Poland based architect Dagmara Obluskasent us images and information about a very interesting architecture project. The unusal design and shape of the Swing house in Warsaw, Poland were the result of the strict guidelines given by the owners.Here is more from the press release we were sent: “To avoid confined spaces with onerous slants, which often become a nightmare roof, the roof is designed with numerous extended dormer windows and niches. This kind of roof allows for a large use without a significant increase in volume. Raise the ceiling in exactly the desired point. Such a solution is suitable for functional reasons, but also has aesthetic values.
The ground floor has been designed primarily as an open-seating area. The bright and spacious atmosphere in the living room is enhanced by the natural colors and shiny materials including mirrors, marble, granite, which reflect both the light from the large windows and artificial lighting point spread in many places.
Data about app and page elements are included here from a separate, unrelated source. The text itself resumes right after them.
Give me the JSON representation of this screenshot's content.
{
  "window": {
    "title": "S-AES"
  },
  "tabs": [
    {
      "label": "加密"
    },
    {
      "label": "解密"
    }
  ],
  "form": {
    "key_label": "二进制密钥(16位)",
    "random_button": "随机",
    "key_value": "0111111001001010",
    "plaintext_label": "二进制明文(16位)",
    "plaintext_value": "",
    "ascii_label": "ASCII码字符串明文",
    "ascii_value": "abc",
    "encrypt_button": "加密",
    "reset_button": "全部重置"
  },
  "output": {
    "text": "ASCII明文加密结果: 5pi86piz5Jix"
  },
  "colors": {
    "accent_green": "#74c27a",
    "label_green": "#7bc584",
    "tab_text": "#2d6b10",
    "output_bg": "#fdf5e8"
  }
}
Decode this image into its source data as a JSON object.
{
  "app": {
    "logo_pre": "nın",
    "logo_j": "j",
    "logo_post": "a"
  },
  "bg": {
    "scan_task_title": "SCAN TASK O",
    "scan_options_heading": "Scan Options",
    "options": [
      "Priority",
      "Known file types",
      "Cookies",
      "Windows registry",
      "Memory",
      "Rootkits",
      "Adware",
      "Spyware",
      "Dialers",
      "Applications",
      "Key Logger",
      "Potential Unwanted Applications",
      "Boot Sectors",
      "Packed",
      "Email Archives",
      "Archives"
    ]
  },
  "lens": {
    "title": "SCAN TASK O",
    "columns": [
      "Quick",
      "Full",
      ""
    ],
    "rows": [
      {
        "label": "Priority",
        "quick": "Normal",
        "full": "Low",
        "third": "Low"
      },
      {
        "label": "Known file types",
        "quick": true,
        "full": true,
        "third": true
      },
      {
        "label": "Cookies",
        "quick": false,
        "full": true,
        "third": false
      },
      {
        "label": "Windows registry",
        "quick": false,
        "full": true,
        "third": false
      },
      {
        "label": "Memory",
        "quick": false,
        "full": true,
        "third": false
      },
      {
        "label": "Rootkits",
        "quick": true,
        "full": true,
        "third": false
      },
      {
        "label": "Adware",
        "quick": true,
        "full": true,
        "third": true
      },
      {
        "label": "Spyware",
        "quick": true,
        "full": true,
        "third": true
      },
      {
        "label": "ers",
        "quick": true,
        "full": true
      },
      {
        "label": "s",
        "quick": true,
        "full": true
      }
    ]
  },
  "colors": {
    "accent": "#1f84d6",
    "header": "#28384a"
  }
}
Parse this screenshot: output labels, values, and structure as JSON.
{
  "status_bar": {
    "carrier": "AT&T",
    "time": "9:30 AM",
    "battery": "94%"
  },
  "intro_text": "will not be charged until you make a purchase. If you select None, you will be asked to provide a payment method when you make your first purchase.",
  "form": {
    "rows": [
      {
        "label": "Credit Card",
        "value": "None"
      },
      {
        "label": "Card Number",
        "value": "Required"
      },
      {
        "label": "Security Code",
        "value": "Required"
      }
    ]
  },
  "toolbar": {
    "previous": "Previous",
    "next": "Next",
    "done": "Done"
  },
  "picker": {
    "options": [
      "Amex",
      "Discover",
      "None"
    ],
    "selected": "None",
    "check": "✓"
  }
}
One of the most interesting features is the window in the living room – glazed bay window with height reaching to second floor illuminating not only the ground but also a mezzanine. The attractive balustrade is a smart combination of plasterboard reinforced with steel frame. The column design, which supports the stairs, is another interesting highlight. Decoration placed on the shelves, repeats the theme of stair railings”. So…would you enjoy living in a place like this?
Value for money is not, and never was, the same as being cheap. Value for money means making the most of whatever budget is available. A good example of this is Hayes Primary School in London, by Hayhurst and Co. Having to contend with a tightly controlled 3 million local authority budget, they worked with the existing structure of the primary school to give it a much needed update. A striking polished stainless steel brise-soleil facade installed at the school’s entrance, gives the school’s many different buildings a sense of identity, while new classrooms have been created in a range of shapes and sizes, and are often flooded with natural light
A good building should make you want to look at it. Even if not always liked by passers-by, it should always make them feel something. Manchester Metropolitan’s University’s business school is a building that effortlessly fits this criteria. Indeed for many, the building by Feilden Clegg Bradley Studios is their first taste of the architecture of Manchester as they travel along the arterial road, Mancunian Way. With its distinct ski-slope roof, and glittering mirrored appearance, it provides a flash of silver, and a dazzling break from the dull greys of the motorway, greeting motorists in a slightly space-age way as they enter the city